Runnin’ With the Devil
I won’t keep you in suspense any longer: Motorcycle Bob is a alright. As we’d say in New York, he’s good people ovah dere, if y’ze knowwhuddimsayn. I discover almost immediately that he is a big Van Halen fan, so there is no way that he’s NOT cool–unless he had expressed a preference for the Sammy Hagar-fronted version of the band, which I can assure y’all he did NOT.
For my ridealong, I had chosen the night of the Decatur Beer Festival, hoping that a day of chugging down opaque brews would make for a night filled with tipsy yuppies just asking for a night in lockup. I was disappointed to learn that the kind of people who can afford a ticket to the festival are also the kind of people who drink responsibly.
The night was not without incident, though. There was one moment of festival-related tension when Officer Lindsey stopped a group of 20-something pedestrians holding plastic cups. After he and another officer had what appeared from my viewpoint in the passenger seat as a friendly chat, he sent the folks on their way, AFTER having them dump their cups. I was a little disappointed. If it were me, I would have brought them in. I have no tolerance for drunkards. He told me that their honesty was a mitigating factor in his decision.
Only one other thing happened in the next hour of the ridealong: Officer Lindsey attempted to assist an elderly woman who was locked out of her apartment.
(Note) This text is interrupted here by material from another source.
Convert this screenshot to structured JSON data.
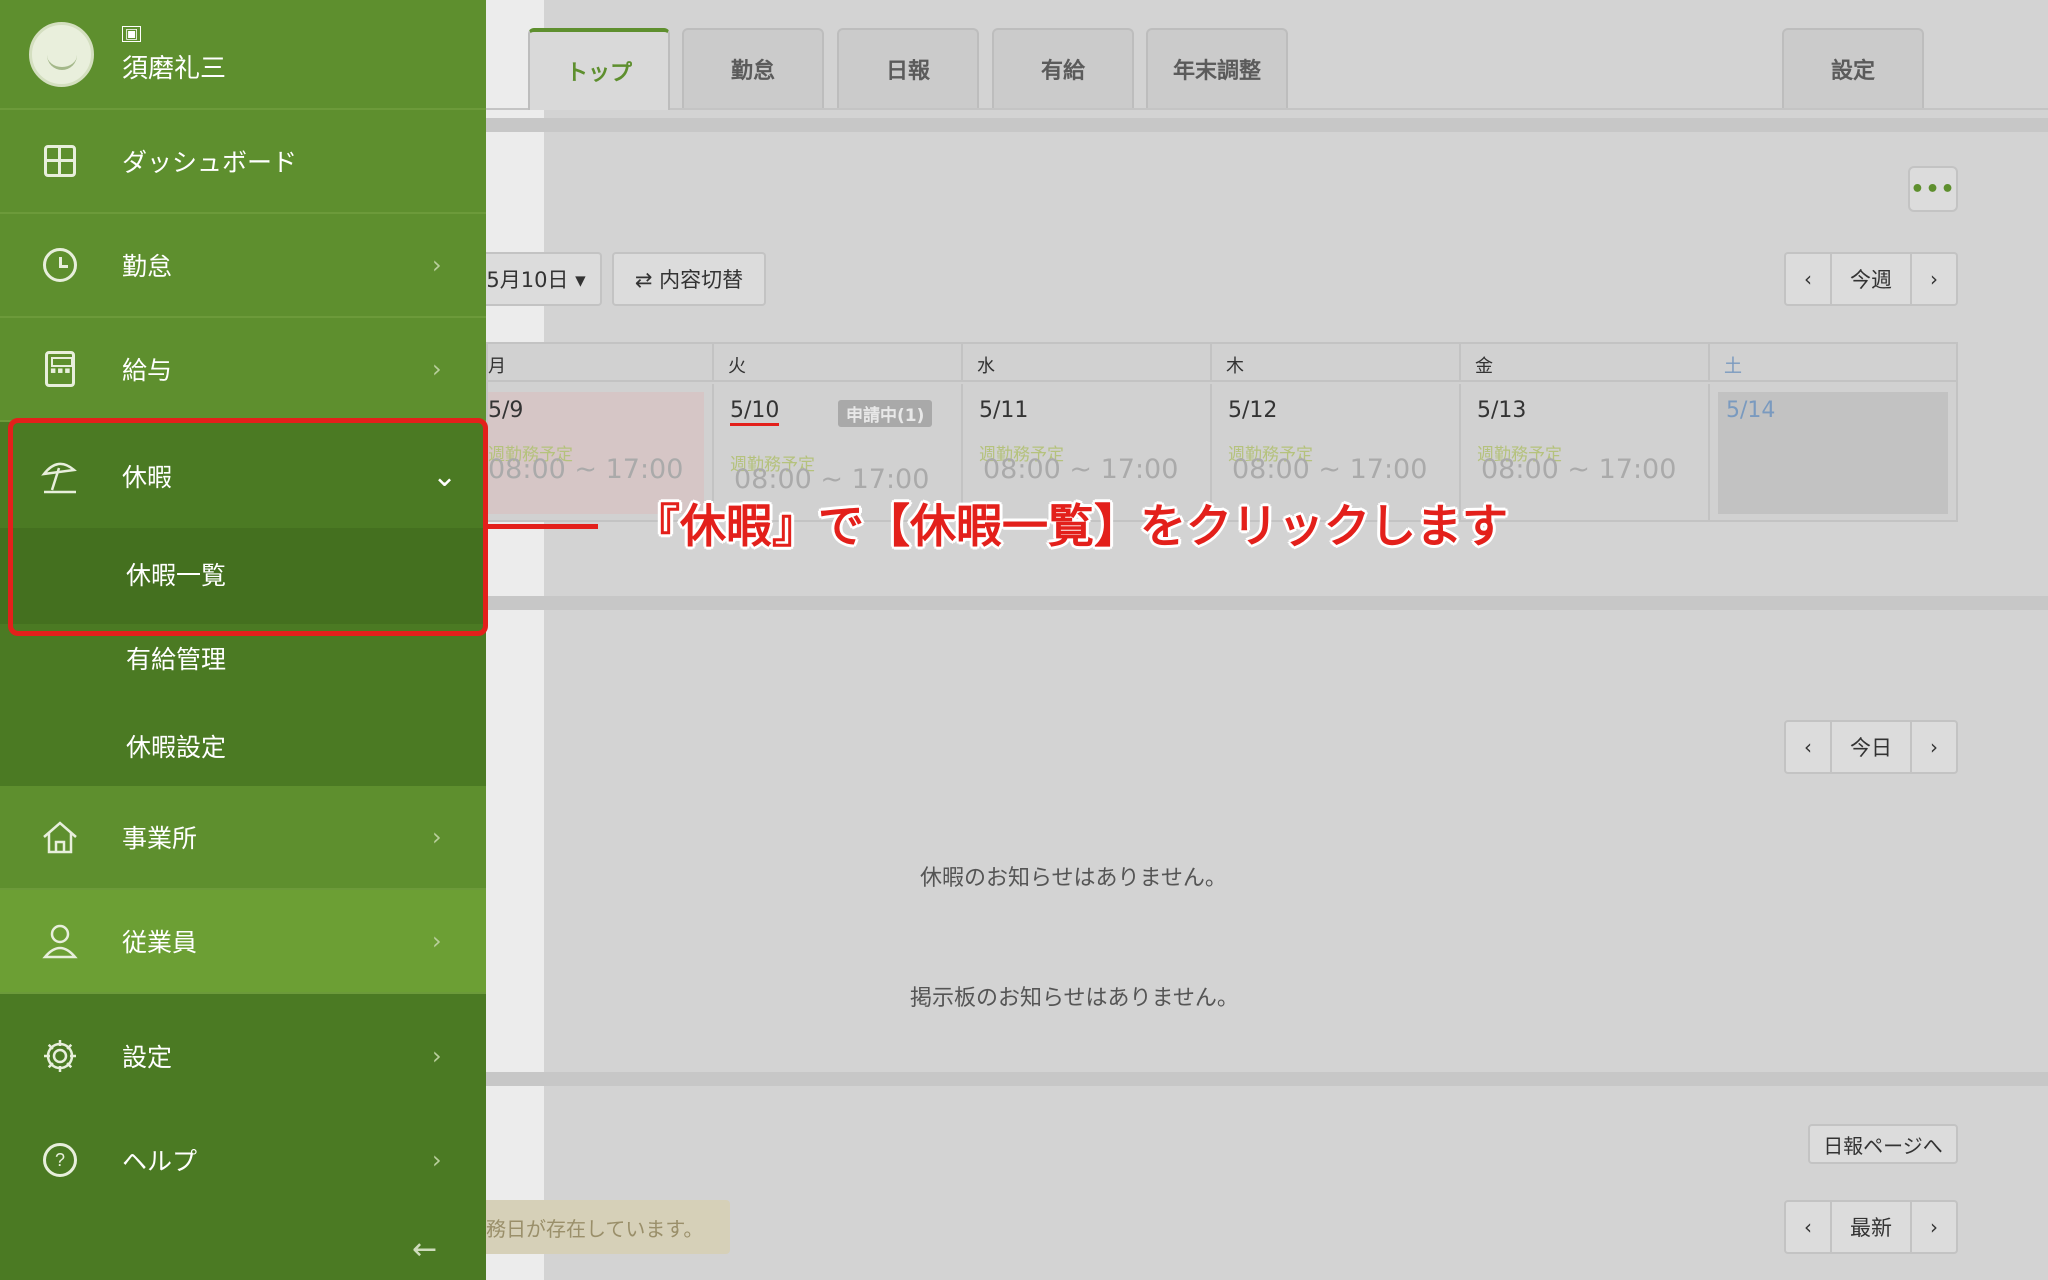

As locksmithing is not included in the Police Academy curriculum, the officer could do little more than contact maintenance and keep her company until help arrived. I hope he got some cookies or ribbon candy out of the deal.
Ain’t Talkin’ ‘Bout Love
After an hour of bupkes, we returned to headquarters so Officer Lindsey could make a scheduled call to a witness. When we got back in the cruiser, he pulled out of the lot and, without warning, turned on his lights & sirens and floored it..
I have always wanted to drive through Decatur at twice the legal speed limit, so there’s one thing I got to check off my life list that night. We ended up on the Southeastern edge of town on what the in-car monitor labeled a “burglary in progress.”
Officer Lindsey parks the car, and before he can even get out, another cruiser pulls up behind us. Both officers exit their vehicles, draw their guns, and disappear into a dark driveway. After a tense half hour or so of telling folks passing by that I have no idea why four police cars are parked on their street, Officer Lindsey returns to the vehicle and tells a story about a drunk couple, a shower, a possible divorce, a broken windshield, and what ultimately turns out not to be a burglary, but a spat between a husband and wife who both had too much to drink.
That one incident made my night. Yes, it sucks that Mr. and Mrs. Jack Daniels can’t hold their liquor, but I wanted to see Decatur PD in action and I got Decatur PD in action.
I should mention that I never brought up my traffic citation with Officer Lindsey. Even if I wanted to, I doubt we would have ever gotten around to it. He had stories from his career as a police officer which I lamely tried to one up now and then with stories from my stint as a Unit Chief with the Boston DA covering violent felonies. I may have had more bodies come across my desk, but this guy doesn’t work from a desk, so the win was clearly his.
We found much common ground, from our disdain for people who think the law doesn’t apply to them, to our appreciation of classic rock, dogs, to our shared inability to understand why anyone needs a house the size of some of the ones that are going up around Decatur.
Here’s what I took home from the Citizens’ Academy in general and my ridealong in particular:
Though no town is crime-free, the decrease in crime that our city has experienced over the past few decades is no fluke: It is due in large part to the concerted efforts of our police force–a team of folks who not only enforce the law, they encourage and inspire citizens to share that responsibility.